A cheaper Pound allows consumers in other countries to buy their goods for less, improving company profits. In strict contrast, the Bats Brexit High 50 index has underperformed. The Bats Brexit indices were designed to act as barometers for assessing how Brexit is impacting UK companies. They do this by analysing the difference in performance between companies that generate a large portion of revenues in the UK and those that have less revenue exposure to the UK. The High 50 is made up of companies that depend more upon domestic revenues for success, while the Low 50 is those that primarily generate earnings overseas. You can clearly see the discrepancy between the performances of the High 50 (in red), FTSE100 (in yellow) and Low 50 (in blue) indices this year here.

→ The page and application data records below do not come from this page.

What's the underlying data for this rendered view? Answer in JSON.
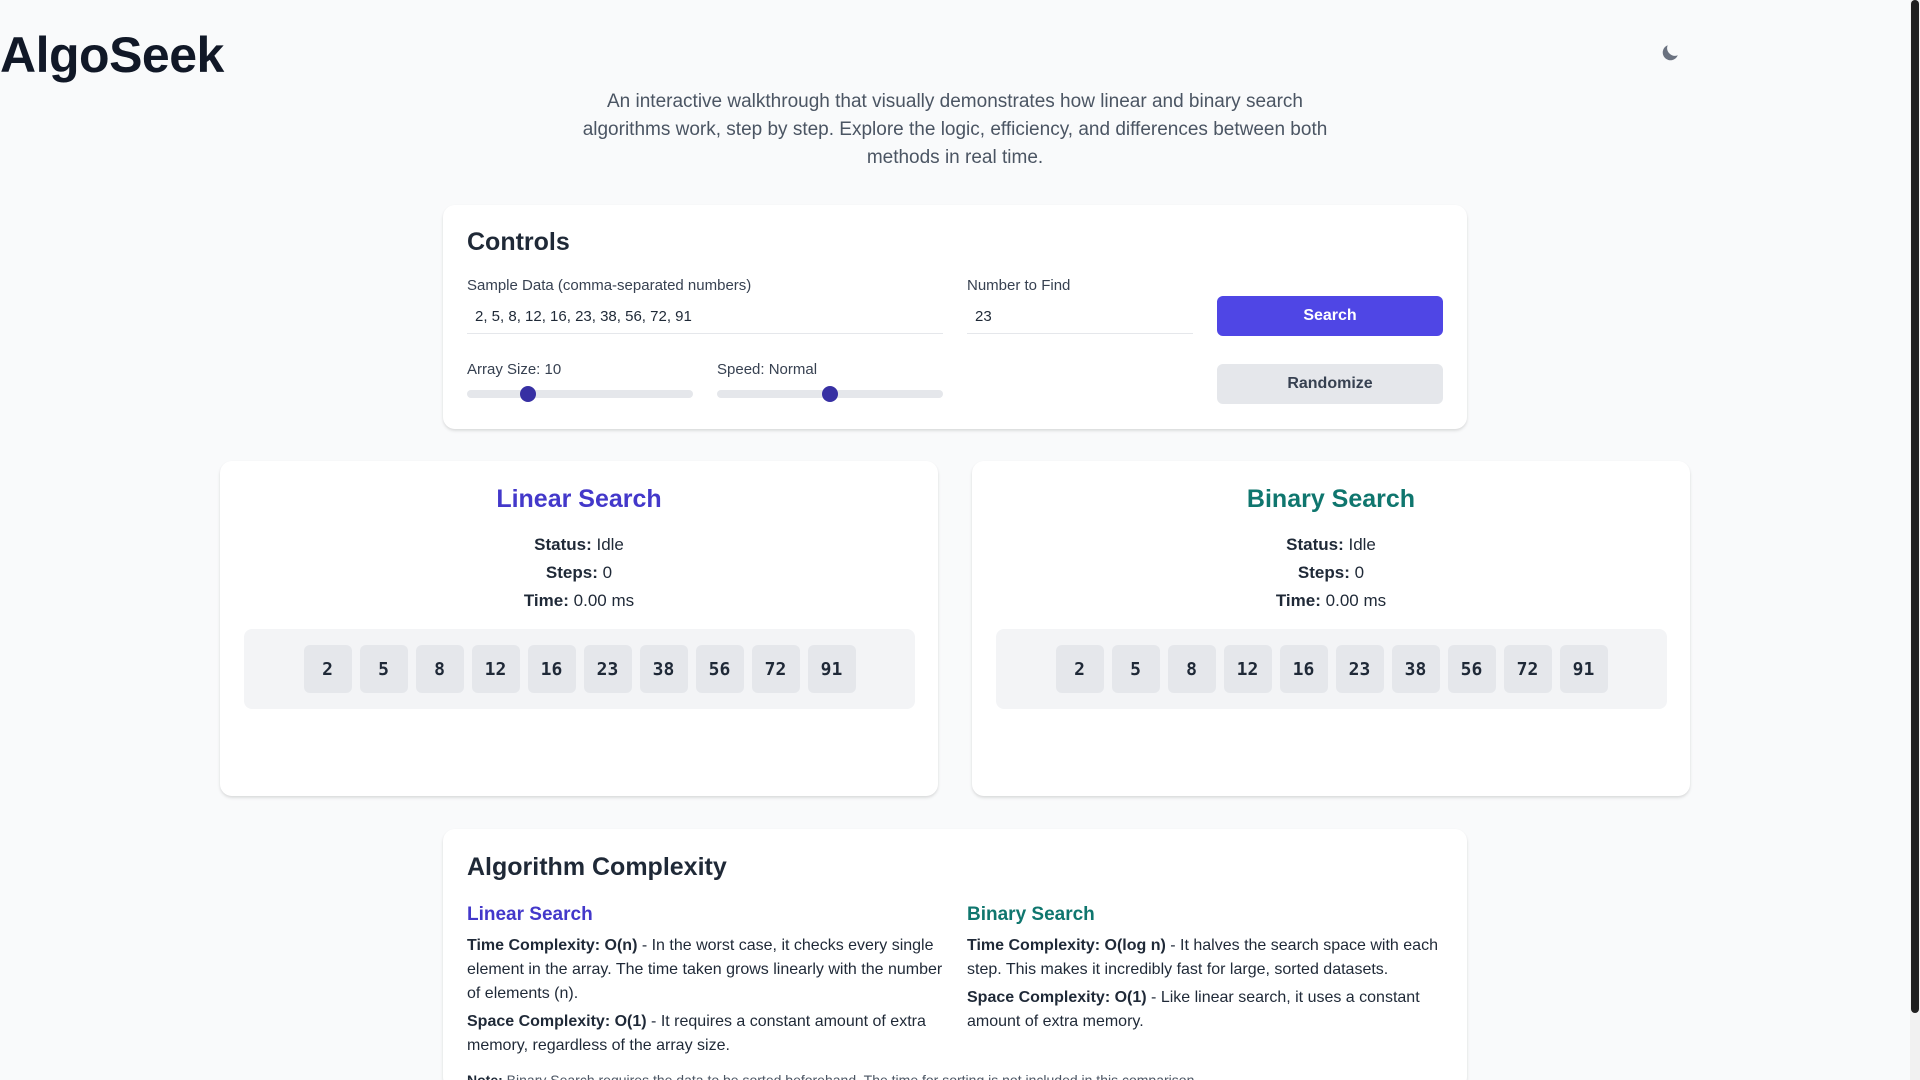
{
  "header": {
    "title": "AlgoSeek",
    "subtitle": "An interactive walkthrough that visually demonstrates how linear and binary search algorithms work, step by step. Explore the logic, efficiency, and differences between both methods in real time.",
    "theme_icon": "moon-icon"
  },
  "controls": {
    "heading": "Controls",
    "sample_data_label": "Sample Data (comma-separated numbers)",
    "sample_data_value": "2, 5, 8, 12, 16, 23, 38, 56, 72, 91",
    "number_label": "Number to Find",
    "number_value": "23",
    "search_label": "Search",
    "randomize_label": "Randomize",
    "array_size_label": "Array Size: 10",
    "array_size_value": 10,
    "speed_label": "Speed: Normal",
    "speed_value": "Normal"
  },
  "linear": {
    "title": "Linear Search",
    "status_label": "Status:",
    "status_value": "Idle",
    "steps_label": "Steps:",
    "steps_value": "0",
    "time_label": "Time:",
    "time_value": "0.00 ms",
    "array": [
      "2",
      "5",
      "8",
      "12",
      "16",
      "23",
      "38",
      "56",
      "72",
      "91"
    ]
  },
  "binary": {
    "title": "Binary Search",
    "status_label": "Status:",
    "status_value": "Idle",
    "steps_label": "Steps:",
    "steps_value": "0",
    "time_label": "Time:",
    "time_value": "0.00 ms",
    "array": [
      "2",
      "5",
      "8",
      "12",
      "16",
      "23",
      "38",
      "56",
      "72",
      "91"
    ]
  },
  "complexity": {
    "heading": "Algorithm Complexity",
    "linear": {
      "title": "Linear Search",
      "time_label": "Time Complexity: O(n)",
      "time_text": " - In the worst case, it checks every single element in the array. The time taken grows linearly with the number of elements (n).",
      "space_label": "Space Complexity: O(1)",
      "space_text": " - It requires a constant amount of extra memory, regardless of the array size."
    },
    "binary": {
      "title": "Binary Search",
      "time_label": "Time Complexity: O(log n)",
      "time_text": " - It halves the search space with each step. This makes it incredibly fast for large, sorted datasets.",
      "space_label": "Space Complexity: O(1)",
      "space_text": " - Like linear search, it uses a constant amount of extra memory."
    },
    "note_label": "Note:",
    "note_text": " Binary Search requires the data to be sorted beforehand. The time for sorting is not included in this comparison."
  },
  "colors": {
    "primary": "#4f46e5",
    "linear_accent": "#4338ca",
    "binary_accent": "#0f766e",
    "slider_thumb": "#3730a3"
  }
}
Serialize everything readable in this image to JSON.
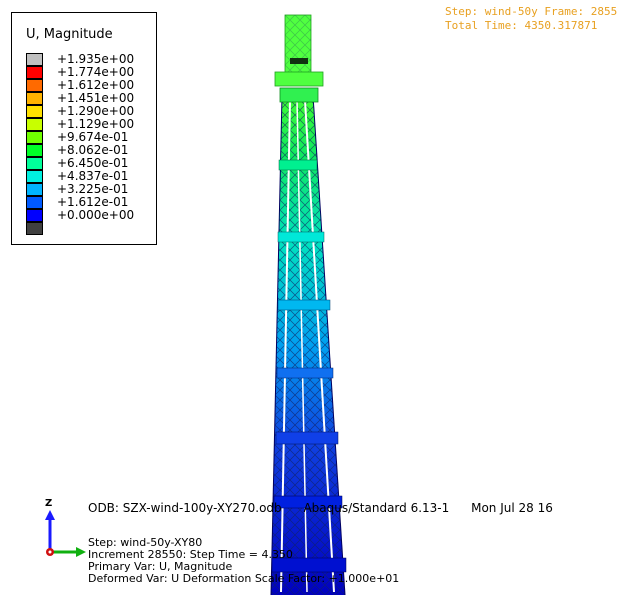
{
  "legend": {
    "title": "U, Magnitude",
    "entries": [
      {
        "label": "+1.935e+00",
        "color": "#c0c0c0"
      },
      {
        "label": "+1.774e+00",
        "color": "#ff0000"
      },
      {
        "label": "+1.612e+00",
        "color": "#ff6a00"
      },
      {
        "label": "+1.451e+00",
        "color": "#ffb300"
      },
      {
        "label": "+1.290e+00",
        "color": "#ffe100"
      },
      {
        "label": "+1.129e+00",
        "color": "#c8ff00"
      },
      {
        "label": "+9.674e-01",
        "color": "#70ff00"
      },
      {
        "label": "+8.062e-01",
        "color": "#00ff28"
      },
      {
        "label": "+6.450e-01",
        "color": "#00ff9a"
      },
      {
        "label": "+4.837e-01",
        "color": "#00f0e0"
      },
      {
        "label": "+3.225e-01",
        "color": "#00b4ff"
      },
      {
        "label": "+1.612e-01",
        "color": "#005aff"
      },
      {
        "label": "+0.000e+00",
        "color": "#0000ff"
      },
      {
        "label": "",
        "color": "#404040"
      }
    ]
  },
  "step_info": {
    "step_line": "Step: wind-50y Frame: 2855",
    "time_line": "Total Time: 4350.317871"
  },
  "footer": {
    "odb": "ODB: SZX-wind-100y-XY270.odb",
    "solver": "Abaqus/Standard 6.13-1",
    "date": "Mon Jul 28 16",
    "step": "Step: wind-50y-XY80",
    "increment": "Increment  28550: Step Time =  4.350",
    "primary_var": "Primary Var: U, Magnitude",
    "deformed_var": "Deformed Var: U   Deformation Scale Factor: +1.000e+01"
  },
  "triad": {
    "axis_label": "Z"
  },
  "colors": {
    "tower_top": "#40ff30",
    "tower_mid": "#00e0c0",
    "tower_low": "#1040e0",
    "tower_base": "#0000c0"
  }
}
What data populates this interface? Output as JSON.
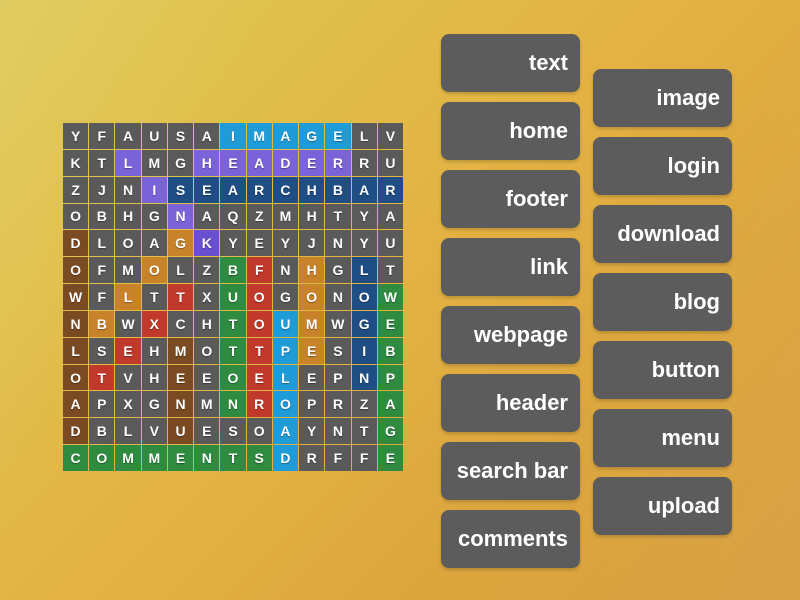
{
  "theme": {
    "bg_top_left": "#ddc750",
    "bg_bottom_right": "#d69a37",
    "chip_bg": "#5c5c5c",
    "cell_default_bg": "#5a5a5a",
    "cell_text": "#ffffff",
    "highlight_colors": {
      "cyan": "#1f9bd8",
      "blue": "#1d8bd4",
      "navy": "#1f4e85",
      "steel": "#2b5f9e",
      "purple": "#6a4fd0",
      "violet": "#7a63d8",
      "green": "#2e8b3f",
      "red": "#c0392b",
      "orange": "#c8832a",
      "brown": "#7a4a22",
      "dark_brown": "#5e3a1c"
    }
  },
  "grid": {
    "rows": 12,
    "cols": 13,
    "letters": [
      [
        "Y",
        "F",
        "A",
        "U",
        "S",
        "A",
        "I",
        "M",
        "A",
        "G",
        "E",
        "L",
        "V"
      ],
      [
        "K",
        "T",
        "L",
        "M",
        "G",
        "H",
        "E",
        "A",
        "D",
        "E",
        "R",
        "R",
        "U"
      ],
      [
        "Z",
        "J",
        "N",
        "I",
        "S",
        "E",
        "A",
        "R",
        "C",
        "H",
        "B",
        "A",
        "R"
      ],
      [
        "O",
        "B",
        "H",
        "G",
        "N",
        "A",
        "Q",
        "Z",
        "M",
        "H",
        "T",
        "Y",
        "A"
      ],
      [
        "D",
        "L",
        "O",
        "A",
        "G",
        "K",
        "Y",
        "E",
        "Y",
        "J",
        "N",
        "Y",
        "U"
      ],
      [
        "O",
        "F",
        "M",
        "O",
        "L",
        "Z",
        "B",
        "F",
        "N",
        "H",
        "G",
        "L",
        "T"
      ],
      [
        "W",
        "F",
        "L",
        "T",
        "T",
        "X",
        "U",
        "O",
        "G",
        "O",
        "N",
        "O",
        "W"
      ],
      [
        "N",
        "B",
        "W",
        "X",
        "C",
        "H",
        "T",
        "O",
        "U",
        "M",
        "W",
        "G",
        "E"
      ],
      [
        "L",
        "S",
        "E",
        "H",
        "M",
        "O",
        "T",
        "T",
        "P",
        "E",
        "S",
        "I",
        "B"
      ],
      [
        "O",
        "T",
        "V",
        "H",
        "E",
        "E",
        "O",
        "E",
        "L",
        "E",
        "P",
        "N",
        "P"
      ],
      [
        "A",
        "P",
        "X",
        "G",
        "N",
        "M",
        "N",
        "R",
        "O",
        "P",
        "R",
        "Z",
        "A"
      ],
      [
        "D",
        "B",
        "L",
        "V",
        "U",
        "E",
        "S",
        "O",
        "A",
        "Y",
        "N",
        "T",
        "G"
      ],
      [
        "C",
        "O",
        "M",
        "M",
        "E",
        "N",
        "T",
        "S",
        "D",
        "R",
        "F",
        "F",
        "E"
      ]
    ],
    "colors": [
      [
        "d",
        "d",
        "d",
        "d",
        "d",
        "d",
        "cyan",
        "cyan",
        "cyan",
        "cyan",
        "cyan",
        "d",
        "d"
      ],
      [
        "d",
        "d",
        "violet",
        "d",
        "d",
        "violet",
        "violet",
        "violet",
        "violet",
        "violet",
        "violet",
        "d",
        "d"
      ],
      [
        "d",
        "d",
        "d",
        "violet",
        "navy",
        "navy",
        "navy",
        "navy",
        "navy",
        "navy",
        "navy",
        "navy",
        "navy"
      ],
      [
        "d",
        "d",
        "d",
        "d",
        "violet",
        "d",
        "d",
        "d",
        "d",
        "d",
        "d",
        "d",
        "d"
      ],
      [
        "brown",
        "d",
        "d",
        "d",
        "orange",
        "purple",
        "d",
        "d",
        "d",
        "d",
        "d",
        "d",
        "d"
      ],
      [
        "brown",
        "d",
        "d",
        "orange",
        "d",
        "d",
        "green",
        "red",
        "d",
        "orange",
        "d",
        "navy",
        "d"
      ],
      [
        "brown",
        "d",
        "orange",
        "d",
        "red",
        "d",
        "green",
        "red",
        "d",
        "orange",
        "d",
        "navy",
        "green"
      ],
      [
        "brown",
        "orange",
        "d",
        "red",
        "d",
        "d",
        "green",
        "red",
        "cyan",
        "orange",
        "d",
        "navy",
        "green"
      ],
      [
        "brown",
        "d",
        "red",
        "d",
        "brown",
        "d",
        "green",
        "red",
        "cyan",
        "orange",
        "d",
        "navy",
        "green"
      ],
      [
        "brown",
        "red",
        "d",
        "d",
        "brown",
        "d",
        "green",
        "red",
        "cyan",
        "d",
        "d",
        "navy",
        "green"
      ],
      [
        "brown",
        "d",
        "d",
        "d",
        "brown",
        "d",
        "green",
        "red",
        "cyan",
        "d",
        "d",
        "d",
        "green"
      ],
      [
        "brown",
        "d",
        "d",
        "d",
        "brown",
        "d",
        "d",
        "d",
        "cyan",
        "d",
        "d",
        "d",
        "green"
      ],
      [
        "green",
        "green",
        "green",
        "green",
        "green",
        "green",
        "green",
        "green",
        "cyan",
        "d",
        "d",
        "d",
        "green"
      ]
    ]
  },
  "word_list": {
    "left_column": [
      {
        "label": "text",
        "found": false
      },
      {
        "label": "home",
        "found": false
      },
      {
        "label": "footer",
        "found": false
      },
      {
        "label": "link",
        "found": false
      },
      {
        "label": "webpage",
        "found": false
      },
      {
        "label": "header",
        "found": false
      },
      {
        "label": "search bar",
        "found": false
      },
      {
        "label": "comments",
        "found": false
      }
    ],
    "right_column": [
      {
        "label": "image",
        "found": false
      },
      {
        "label": "login",
        "found": false
      },
      {
        "label": "download",
        "found": false
      },
      {
        "label": "blog",
        "found": false
      },
      {
        "label": "button",
        "found": false
      },
      {
        "label": "menu",
        "found": false
      },
      {
        "label": "upload",
        "found": false
      }
    ]
  }
}
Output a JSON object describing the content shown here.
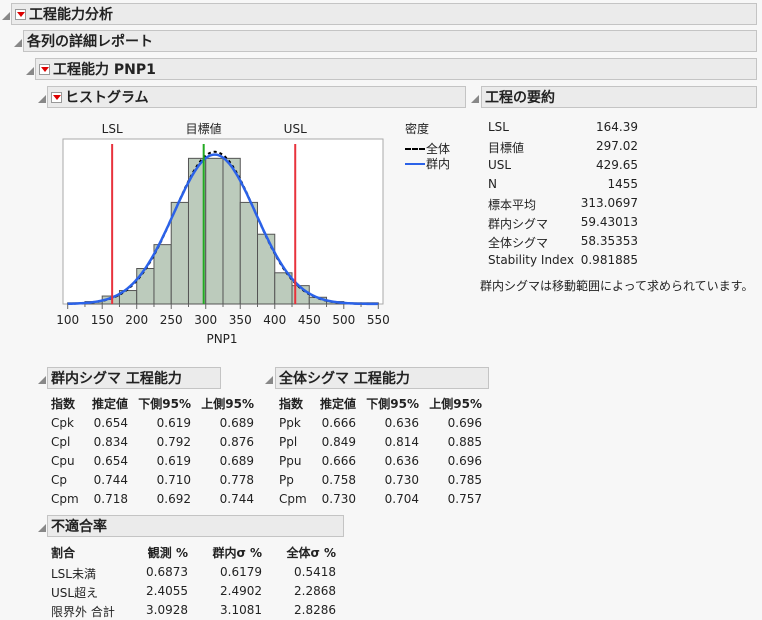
{
  "outline": {
    "main_title": "工程能力分析",
    "detail_title": "各列の詳細レポート",
    "capability_title": "工程能力 PNP1",
    "histogram_title": "ヒストグラム",
    "summary_title": "工程の要約",
    "within_title": "群内シグマ 工程能力",
    "overall_title": "全体シグマ 工程能力",
    "nonconf_title": "不適合率"
  },
  "chart_data": {
    "type": "bar",
    "xlabel": "PNP1",
    "xlim": [
      100,
      550
    ],
    "xticks": [
      "100",
      "150",
      "200",
      "250",
      "300",
      "350",
      "400",
      "450",
      "500",
      "550"
    ],
    "bin_width": 25,
    "bin_starts": [
      100,
      125,
      150,
      175,
      200,
      225,
      250,
      275,
      300,
      325,
      350,
      375,
      400,
      425,
      450,
      475,
      500,
      525
    ],
    "counts": [
      2,
      4,
      13,
      22,
      58,
      97,
      166,
      238,
      238,
      238,
      166,
      114,
      51,
      30,
      11,
      4,
      2,
      2
    ],
    "spec_labels": {
      "lsl": "LSL",
      "target": "目標値",
      "usl": "USL"
    },
    "legend": {
      "title": "密度",
      "overall": "全体",
      "within": "群内"
    },
    "colors": {
      "bar": "#bccbbc",
      "spec": "#e8323c",
      "target": "#22aa22",
      "within": "#2b62e8",
      "overall": "#000000"
    }
  },
  "summary": {
    "rows": [
      {
        "label": "LSL",
        "value": "164.39"
      },
      {
        "label": "目標値",
        "value": "297.02"
      },
      {
        "label": "USL",
        "value": "429.65"
      },
      {
        "label": "N",
        "value": "1455"
      },
      {
        "label": "標本平均",
        "value": "313.0697"
      },
      {
        "label": "群内シグマ",
        "value": "59.43013"
      },
      {
        "label": "全体シグマ",
        "value": "58.35353"
      },
      {
        "label": "Stability Index",
        "value": "0.981885"
      }
    ],
    "note": "群内シグマは移動範囲によって求められています。"
  },
  "within": {
    "headers": [
      "指数",
      "推定値",
      "下側95%",
      "上側95%"
    ],
    "rows": [
      [
        "Cpk",
        "0.654",
        "0.619",
        "0.689"
      ],
      [
        "Cpl",
        "0.834",
        "0.792",
        "0.876"
      ],
      [
        "Cpu",
        "0.654",
        "0.619",
        "0.689"
      ],
      [
        "Cp",
        "0.744",
        "0.710",
        "0.778"
      ],
      [
        "Cpm",
        "0.718",
        "0.692",
        "0.744"
      ]
    ]
  },
  "overall": {
    "headers": [
      "指数",
      "推定値",
      "下側95%",
      "上側95%"
    ],
    "rows": [
      [
        "Ppk",
        "0.666",
        "0.636",
        "0.696"
      ],
      [
        "Ppl",
        "0.849",
        "0.814",
        "0.885"
      ],
      [
        "Ppu",
        "0.666",
        "0.636",
        "0.696"
      ],
      [
        "Pp",
        "0.758",
        "0.730",
        "0.785"
      ],
      [
        "Cpm",
        "0.730",
        "0.704",
        "0.757"
      ]
    ]
  },
  "nonconf": {
    "headers": [
      "割合",
      "観測 %",
      "群内σ %",
      "全体σ %"
    ],
    "rows": [
      [
        "LSL未満",
        "0.6873",
        "0.6179",
        "0.5418"
      ],
      [
        "USL超え",
        "2.4055",
        "2.4902",
        "2.2868"
      ],
      [
        "限界外 合計",
        "3.0928",
        "3.1081",
        "2.8286"
      ]
    ]
  }
}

Fed sounds hawkish on interest rates / Trump tax reforms in focus

September 27th

Yesterday Federal Reserve head Janet Yellen reaffirmed the central bank’s commitment to keep pushing interest rates higher, saying that it should not be too gradual in its approach – words that will be seen as refreshingly hawkish to many investors. Confirmation of another rate hike in December has pushed bank stock prices higher this morning once again, even across Europe.

Today a major focus for investors will be what President Trump announces about tax reform in a speech later today in the US. A plan to simplify the American tax code and cut tax rates for individuals (especially those in the middle class) and companies, was a key message in Trump’s campaign. It is expected that the tax rate for corporations will be reduced by 15%, from 35% to 20%.

Though Trump has repeatedly stated that rates for businesses would be reduced to 15%, Republican Speaker of the House Paul Ryan (pictured shaking Trump’s hand) indicated in a New York Times interview recently that this may not be a realistic option. Still, any cuts they can get through would potentially be a great leap forward for the US economy and benefit investors simultaneously.

By reducing overall taxation, US companies may become more competitive financially. With lower rates across the board, many firms who were tempted to move abroad to save capital (cheaper labour costs, lower taxes) may choose to stay in the US too, creating more jobs instead of laying off their US-based workforce. A more favourable environment for businesses and individuals is likely to spur economic growth (which will boost stock markets too). The question now is whether the team behind tax reform can convince congress of the merits of the plan and get it passed.

Merkel win overshadowed

September 22

Angela Merkel has been re-elected as German Chancellor following elections in the country yesterday.

Though it was a convincing win for the CDU/CSU (Christian Democratic Union of Germany and Christian Social Union in Bavaria), the victory was overshadowed by the rise of the AfD (Alternative für Deutschland) party.

Right-wing AfD has gained favour amidst rising anti-migrant sentiment, following Angela Merkel’s open door immigration policies throughout 2015/16.

With the Chancellor having stated in the summer of 2015 that “there is no legal limit to refugee numbers”, hundreds of thousands of undocumented migrants, many of whom were not genuine refugees, flooded into Germany, prompting domestic and international backlash.

The AfD has capitalised off of the social unrest and anger this mass-movement caused and gained 12.6% of the vote yesterday, winning its first seats in the Federal Parliament and becoming the Bundestag’s third largest party.

Stock markets in Europe faltered when markets opened this morning, but are starting to head higher. The major growth of a far-right party in Germany has significant implications for the EU and as such, investors are concerned about the election results. This concern prompted a reasonable sell-off earlier. The Euro is also lower against the Pound and Dollar due to these anxieties.